**Action item**
A word-for-word copy of the data, with no images, is the required answer.

**Exercise input**

◇ ◇ ◇

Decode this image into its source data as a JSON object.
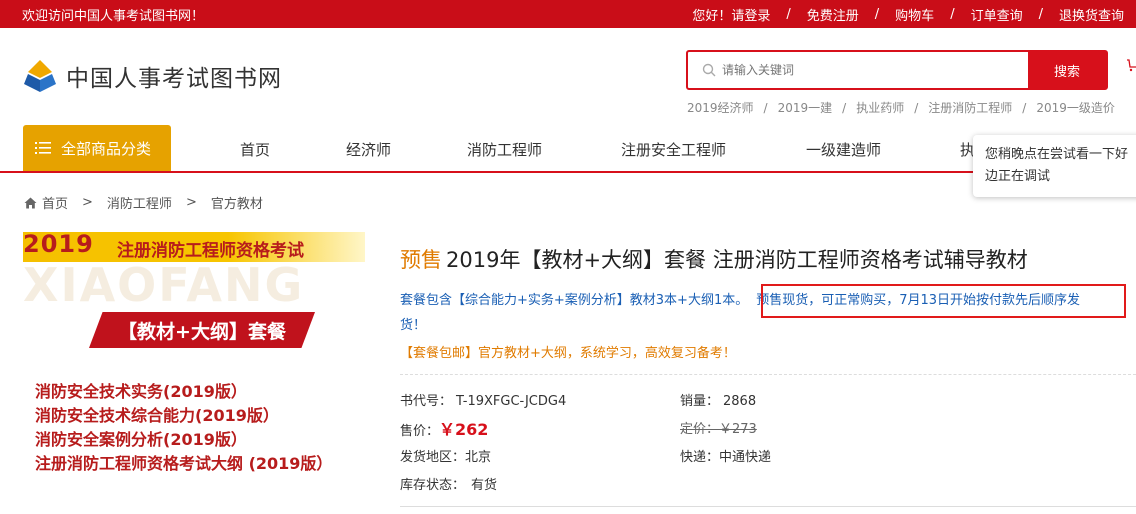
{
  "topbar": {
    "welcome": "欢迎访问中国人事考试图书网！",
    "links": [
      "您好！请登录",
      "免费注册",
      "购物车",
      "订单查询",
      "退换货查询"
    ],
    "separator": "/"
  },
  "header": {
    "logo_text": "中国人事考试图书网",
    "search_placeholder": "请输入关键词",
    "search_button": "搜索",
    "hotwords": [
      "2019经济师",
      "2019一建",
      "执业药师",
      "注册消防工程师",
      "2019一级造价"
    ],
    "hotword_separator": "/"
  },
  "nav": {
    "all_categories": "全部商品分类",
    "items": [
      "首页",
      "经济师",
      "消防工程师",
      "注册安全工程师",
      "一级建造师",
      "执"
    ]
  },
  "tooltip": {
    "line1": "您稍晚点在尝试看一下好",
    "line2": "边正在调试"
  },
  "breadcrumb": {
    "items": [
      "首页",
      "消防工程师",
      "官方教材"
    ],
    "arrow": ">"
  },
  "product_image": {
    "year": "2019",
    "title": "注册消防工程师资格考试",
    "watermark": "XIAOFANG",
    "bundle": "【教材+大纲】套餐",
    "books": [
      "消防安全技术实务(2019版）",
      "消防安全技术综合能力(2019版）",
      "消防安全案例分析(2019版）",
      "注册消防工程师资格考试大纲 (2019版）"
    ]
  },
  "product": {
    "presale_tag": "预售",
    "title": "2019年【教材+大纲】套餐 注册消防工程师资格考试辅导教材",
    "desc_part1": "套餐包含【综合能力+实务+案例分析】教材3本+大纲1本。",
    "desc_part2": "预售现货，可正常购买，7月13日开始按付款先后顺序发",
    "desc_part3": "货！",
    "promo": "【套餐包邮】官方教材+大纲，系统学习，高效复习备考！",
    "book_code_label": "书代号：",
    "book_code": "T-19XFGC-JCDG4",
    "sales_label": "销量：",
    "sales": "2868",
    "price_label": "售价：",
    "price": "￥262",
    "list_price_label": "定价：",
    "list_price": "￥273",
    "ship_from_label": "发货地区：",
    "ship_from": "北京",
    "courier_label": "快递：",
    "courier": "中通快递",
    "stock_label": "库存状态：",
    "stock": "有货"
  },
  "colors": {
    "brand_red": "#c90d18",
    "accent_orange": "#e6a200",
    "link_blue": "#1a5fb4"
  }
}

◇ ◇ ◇

**Response**
Decode this image into its source data as a JSON object.
{
  "topbar": {
    "welcome": "欢迎访问中国人事考试图书网！",
    "links": [
      "您好！请登录",
      "免费注册",
      "购物车",
      "订单查询",
      "退换货查询"
    ],
    "separator": "/"
  },
  "header": {
    "logo_text": "中国人事考试图书网",
    "search_placeholder": "请输入关键词",
    "search_button": "搜索",
    "hotwords": [
      "2019经济师",
      "2019一建",
      "执业药师",
      "注册消防工程师",
      "2019一级造价"
    ],
    "hotword_separator": "/"
  },
  "nav": {
    "all_categories": "全部商品分类",
    "items": [
      "首页",
      "经济师",
      "消防工程师",
      "注册安全工程师",
      "一级建造师",
      "执"
    ]
  },
  "tooltip": {
    "line1": "您稍晚点在尝试看一下好",
    "line2": "边正在调试"
  },
  "breadcrumb": {
    "items": [
      "首页",
      "消防工程师",
      "官方教材"
    ],
    "arrow": ">"
  },
  "product_image": {
    "year": "2019",
    "title": "注册消防工程师资格考试",
    "watermark": "XIAOFANG",
    "bundle": "【教材+大纲】套餐",
    "books": [
      "消防安全技术实务(2019版）",
      "消防安全技术综合能力(2019版）",
      "消防安全案例分析(2019版）",
      "注册消防工程师资格考试大纲 (2019版）"
    ]
  },
  "product": {
    "presale_tag": "预售",
    "title": "2019年【教材+大纲】套餐 注册消防工程师资格考试辅导教材",
    "desc_part1": "套餐包含【综合能力+实务+案例分析】教材3本+大纲1本。",
    "desc_part2": "预售现货，可正常购买，7月13日开始按付款先后顺序发",
    "desc_part3": "货！",
    "promo": "【套餐包邮】官方教材+大纲，系统学习，高效复习备考！",
    "book_code_label": "书代号：",
    "book_code": "T-19XFGC-JCDG4",
    "sales_label": "销量：",
    "sales": "2868",
    "price_label": "售价：",
    "price": "￥262",
    "list_price_label": "定价：",
    "list_price": "￥273",
    "ship_from_label": "发货地区：",
    "ship_from": "北京",
    "courier_label": "快递：",
    "courier": "中通快递",
    "stock_label": "库存状态：",
    "stock": "有货"
  },
  "colors": {
    "brand_red": "#c90d18",
    "accent_orange": "#e6a200",
    "link_blue": "#1a5fb4"
  }
}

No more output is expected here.